However, Social Security limits the total amount of auxiliary benefits a disabled worker and their dependents can receive. The program will only pay between 150 and 180 percent of the disabled worker’s SSDI benefits for dependents, regardless of the number of dependents.
How Can a Spouse Receive Auxiliary Benefits?
Typically, when a disabled worker applies for SSDI benefits, a concurrent application for auxiliary benefits is also filed for potentially eligible family members.
For a spouse to receive auxiliary benefits, they must be:
- Be under the age of 62
- Be a joint caregiver of the disabled worker’s children who are under the age of 16
If a spouse divorces an SSDI recipient, they can still qualify for auxiliary benefits if the marriage lasted for at least ten years.
How Do Children Qualify?
Dependent children must meet the following criteria to be eligible for benefits:
- Be dependent for support on the disabled worker
- Be younger than 18 (unless enrolled still enrolled in high school, then they must be younger than 19)
- Be unmarried
A child does not have to live with the disabled worker to receive benefits. For example, an eligible dependent child may live with an ex-spouse and be receiving child support payments from the disabled worker.
What about adopted or disabled children?
Children who are legally adopted can also receive auxiliary benefits. A disabled adult can also be considered a dependent and eligible for auxiliary benefits — if they became disabled before turning 22 (as well as meeting various other specific criteria).
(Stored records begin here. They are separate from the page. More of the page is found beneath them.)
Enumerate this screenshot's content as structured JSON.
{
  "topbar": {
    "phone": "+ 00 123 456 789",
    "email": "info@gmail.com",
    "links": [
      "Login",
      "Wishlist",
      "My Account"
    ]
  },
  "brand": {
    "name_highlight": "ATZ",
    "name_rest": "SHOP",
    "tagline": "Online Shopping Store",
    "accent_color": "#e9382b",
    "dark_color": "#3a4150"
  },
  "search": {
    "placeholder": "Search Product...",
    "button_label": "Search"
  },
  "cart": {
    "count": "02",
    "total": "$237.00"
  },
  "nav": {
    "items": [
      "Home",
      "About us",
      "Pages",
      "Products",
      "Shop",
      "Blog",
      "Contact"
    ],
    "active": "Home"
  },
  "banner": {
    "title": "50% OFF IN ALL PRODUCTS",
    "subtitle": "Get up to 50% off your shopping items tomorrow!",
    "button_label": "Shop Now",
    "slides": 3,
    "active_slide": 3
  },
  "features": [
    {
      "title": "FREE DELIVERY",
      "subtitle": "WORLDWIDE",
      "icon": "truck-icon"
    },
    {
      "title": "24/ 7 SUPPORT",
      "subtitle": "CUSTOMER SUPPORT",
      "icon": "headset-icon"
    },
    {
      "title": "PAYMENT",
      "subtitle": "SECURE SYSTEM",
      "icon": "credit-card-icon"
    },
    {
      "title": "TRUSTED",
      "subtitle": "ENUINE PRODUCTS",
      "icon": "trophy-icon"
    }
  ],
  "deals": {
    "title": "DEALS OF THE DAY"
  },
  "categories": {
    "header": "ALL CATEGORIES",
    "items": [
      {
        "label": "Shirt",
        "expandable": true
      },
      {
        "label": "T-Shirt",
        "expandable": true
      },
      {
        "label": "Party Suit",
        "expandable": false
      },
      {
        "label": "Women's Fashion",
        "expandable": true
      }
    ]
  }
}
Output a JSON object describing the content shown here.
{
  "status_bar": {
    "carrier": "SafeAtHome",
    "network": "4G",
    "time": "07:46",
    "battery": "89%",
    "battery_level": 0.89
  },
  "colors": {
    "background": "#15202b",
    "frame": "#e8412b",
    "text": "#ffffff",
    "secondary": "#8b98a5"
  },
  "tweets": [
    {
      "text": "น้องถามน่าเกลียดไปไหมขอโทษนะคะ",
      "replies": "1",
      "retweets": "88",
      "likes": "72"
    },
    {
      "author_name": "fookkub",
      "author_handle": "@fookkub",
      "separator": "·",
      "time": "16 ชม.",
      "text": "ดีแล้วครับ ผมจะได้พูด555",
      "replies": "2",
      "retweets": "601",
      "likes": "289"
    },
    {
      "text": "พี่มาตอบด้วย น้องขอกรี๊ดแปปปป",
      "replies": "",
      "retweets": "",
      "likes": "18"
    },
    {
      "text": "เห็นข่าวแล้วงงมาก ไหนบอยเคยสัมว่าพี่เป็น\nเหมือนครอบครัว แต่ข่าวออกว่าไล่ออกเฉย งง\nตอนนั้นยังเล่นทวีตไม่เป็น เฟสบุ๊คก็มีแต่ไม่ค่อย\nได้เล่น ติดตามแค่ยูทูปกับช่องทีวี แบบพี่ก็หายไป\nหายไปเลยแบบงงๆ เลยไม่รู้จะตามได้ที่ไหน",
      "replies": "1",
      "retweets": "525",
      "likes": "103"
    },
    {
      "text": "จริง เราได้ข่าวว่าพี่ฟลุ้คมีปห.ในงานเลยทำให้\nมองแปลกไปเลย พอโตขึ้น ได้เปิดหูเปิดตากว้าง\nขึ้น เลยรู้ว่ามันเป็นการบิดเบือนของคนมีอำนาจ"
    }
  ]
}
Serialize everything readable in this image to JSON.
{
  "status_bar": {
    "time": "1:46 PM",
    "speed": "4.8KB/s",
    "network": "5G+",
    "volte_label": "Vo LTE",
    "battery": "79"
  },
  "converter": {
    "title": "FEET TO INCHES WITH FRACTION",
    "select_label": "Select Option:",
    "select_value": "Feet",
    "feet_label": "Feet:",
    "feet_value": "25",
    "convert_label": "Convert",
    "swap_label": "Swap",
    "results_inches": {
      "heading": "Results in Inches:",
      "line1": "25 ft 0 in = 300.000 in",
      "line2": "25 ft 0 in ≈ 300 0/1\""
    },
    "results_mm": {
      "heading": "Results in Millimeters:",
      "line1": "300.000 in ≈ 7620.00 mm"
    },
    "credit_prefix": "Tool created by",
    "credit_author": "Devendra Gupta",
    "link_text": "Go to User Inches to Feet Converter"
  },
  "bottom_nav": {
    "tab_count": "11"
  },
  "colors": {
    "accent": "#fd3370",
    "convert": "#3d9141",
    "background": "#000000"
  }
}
Contact Attorney Sara J. Frankel for Assistance
The criteria and process for meeting eligibility for auxiliary benefits are specific and can be complex. Every case is different. With more than 25 years of experience in Social Security Disability law, Sara J. Frankel is well-equipped with the knowledge and skills needed to help your case.
If you are wondering if you can get auxiliary benefits for your spouse or children, contact the Law Offices of Sara J. Frankel & Associates for a free evaluation today.